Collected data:
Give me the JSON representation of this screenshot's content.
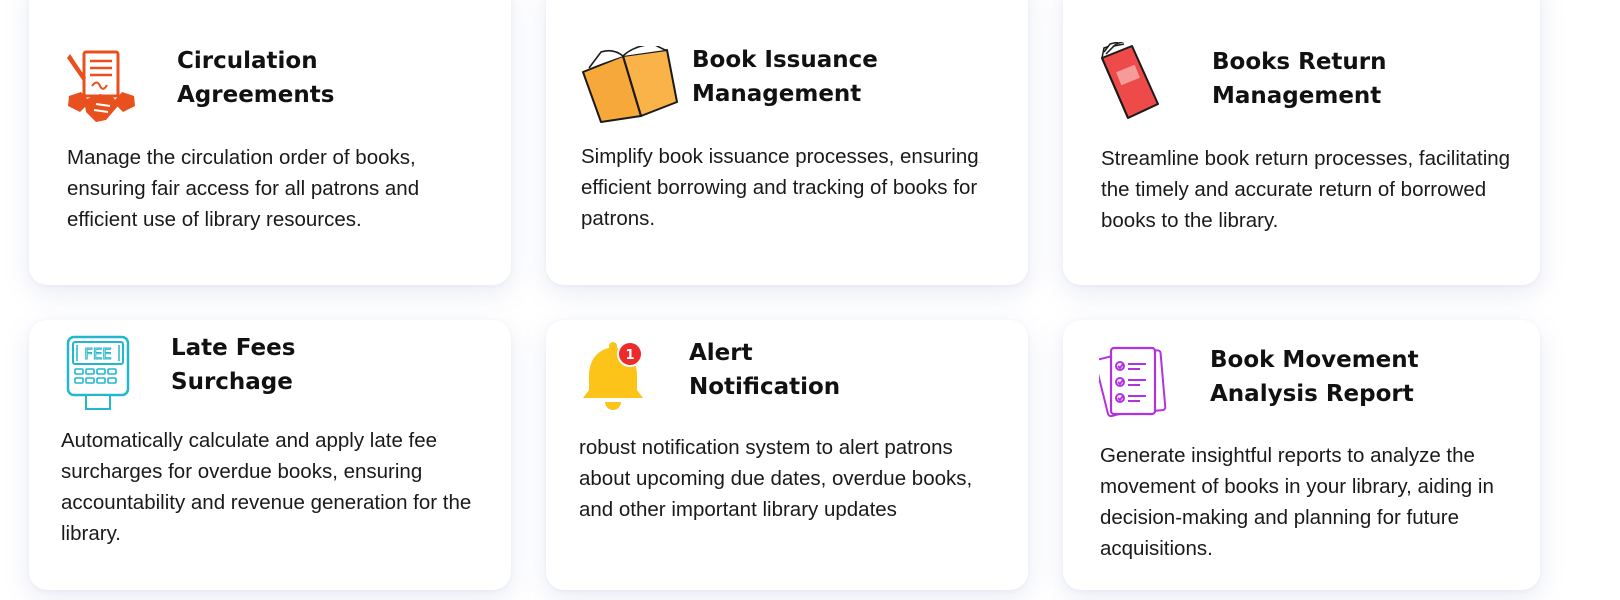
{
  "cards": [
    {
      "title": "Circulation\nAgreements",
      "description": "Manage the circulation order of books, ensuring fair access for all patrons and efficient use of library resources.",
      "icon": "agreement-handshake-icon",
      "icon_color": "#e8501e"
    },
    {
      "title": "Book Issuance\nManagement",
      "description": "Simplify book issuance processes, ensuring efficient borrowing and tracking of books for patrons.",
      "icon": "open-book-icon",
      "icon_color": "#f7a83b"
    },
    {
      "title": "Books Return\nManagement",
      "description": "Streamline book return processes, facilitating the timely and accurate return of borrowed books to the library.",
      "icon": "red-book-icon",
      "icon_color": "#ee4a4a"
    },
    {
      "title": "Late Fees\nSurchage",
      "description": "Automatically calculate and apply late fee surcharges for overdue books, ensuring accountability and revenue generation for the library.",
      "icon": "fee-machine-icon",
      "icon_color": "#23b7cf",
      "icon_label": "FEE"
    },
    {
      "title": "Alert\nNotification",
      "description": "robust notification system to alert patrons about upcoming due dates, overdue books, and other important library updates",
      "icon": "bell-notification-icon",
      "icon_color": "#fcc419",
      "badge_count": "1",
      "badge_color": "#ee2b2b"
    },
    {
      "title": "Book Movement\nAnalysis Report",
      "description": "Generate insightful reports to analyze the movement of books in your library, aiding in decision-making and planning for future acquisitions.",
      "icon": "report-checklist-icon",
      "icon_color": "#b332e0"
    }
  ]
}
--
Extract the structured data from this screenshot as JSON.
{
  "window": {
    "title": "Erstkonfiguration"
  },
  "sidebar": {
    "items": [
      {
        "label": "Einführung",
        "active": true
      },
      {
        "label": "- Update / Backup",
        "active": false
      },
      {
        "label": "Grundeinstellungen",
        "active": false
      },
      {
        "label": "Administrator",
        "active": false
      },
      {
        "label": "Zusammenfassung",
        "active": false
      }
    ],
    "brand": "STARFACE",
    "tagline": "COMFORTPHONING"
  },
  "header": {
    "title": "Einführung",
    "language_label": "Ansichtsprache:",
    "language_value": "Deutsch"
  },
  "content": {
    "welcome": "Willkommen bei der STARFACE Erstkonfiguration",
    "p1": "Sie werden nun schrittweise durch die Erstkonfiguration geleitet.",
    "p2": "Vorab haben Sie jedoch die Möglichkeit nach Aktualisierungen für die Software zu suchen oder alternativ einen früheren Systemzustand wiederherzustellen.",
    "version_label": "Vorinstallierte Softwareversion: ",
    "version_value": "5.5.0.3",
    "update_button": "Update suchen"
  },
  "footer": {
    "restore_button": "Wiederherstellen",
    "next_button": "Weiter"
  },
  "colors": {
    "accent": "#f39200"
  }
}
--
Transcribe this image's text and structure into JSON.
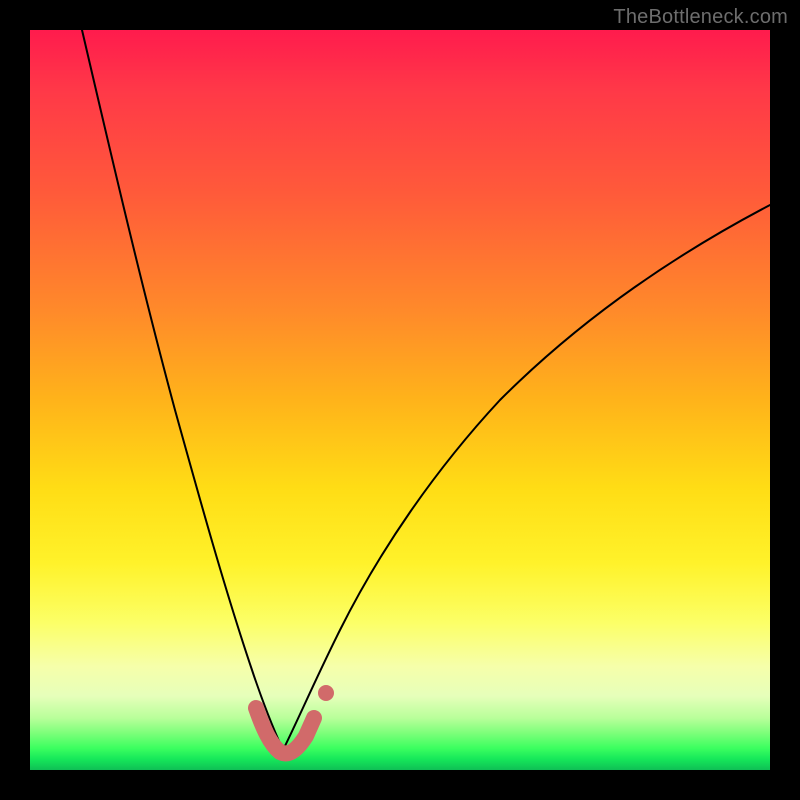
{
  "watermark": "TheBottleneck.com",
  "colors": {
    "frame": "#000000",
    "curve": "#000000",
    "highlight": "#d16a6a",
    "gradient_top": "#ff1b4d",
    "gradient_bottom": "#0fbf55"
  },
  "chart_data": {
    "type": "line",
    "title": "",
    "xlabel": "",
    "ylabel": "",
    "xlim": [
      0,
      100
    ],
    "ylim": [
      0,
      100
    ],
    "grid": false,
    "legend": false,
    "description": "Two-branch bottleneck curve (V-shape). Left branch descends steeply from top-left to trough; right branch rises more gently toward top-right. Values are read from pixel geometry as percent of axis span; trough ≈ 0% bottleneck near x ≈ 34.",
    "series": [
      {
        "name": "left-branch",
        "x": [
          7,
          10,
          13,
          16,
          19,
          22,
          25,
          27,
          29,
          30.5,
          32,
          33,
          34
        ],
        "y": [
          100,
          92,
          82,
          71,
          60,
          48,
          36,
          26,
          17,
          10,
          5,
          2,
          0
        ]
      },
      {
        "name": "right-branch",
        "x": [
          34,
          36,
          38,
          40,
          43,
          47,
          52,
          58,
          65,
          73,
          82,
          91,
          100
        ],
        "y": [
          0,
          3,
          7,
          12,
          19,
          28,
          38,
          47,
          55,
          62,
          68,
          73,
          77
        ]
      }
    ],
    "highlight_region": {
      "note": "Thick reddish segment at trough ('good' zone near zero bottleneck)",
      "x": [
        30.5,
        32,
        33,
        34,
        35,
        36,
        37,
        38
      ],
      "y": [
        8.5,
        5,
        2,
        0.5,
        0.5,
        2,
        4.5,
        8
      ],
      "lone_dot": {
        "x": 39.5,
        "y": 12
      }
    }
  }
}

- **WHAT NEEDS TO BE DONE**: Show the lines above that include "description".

- **YOUR SOLUTION**:
      "description": "Manage the circulation order of books, ensuring fair access for all patrons and efficient use of library resources.",
      "description": "Simplify book issuance processes, ensuring efficient borrowing and tracking of books for patrons.",
      "description": "Streamline book return processes, facilitating the timely and accurate return of borrowed books to the library.",
      "description": "Automatically calculate and apply late fee surcharges for overdue books, ensuring accountability and revenue generation for the library.",
      "description": "robust notification system to alert patrons about upcoming due dates, overdue books, and other important library updates",
      "description": "Generate insightful reports to analyze the movement of books in your library, aiding in decision-making and planning for future acquisitions.",
    "description": "Two-branch bottleneck curve (V-shape). Left branch descends steeply from top-left to trough; right branch rises more gently toward top-right. Values are read from pixel geometry as percent of axis span; trough ≈ 0% bottleneck near x ≈ 34.",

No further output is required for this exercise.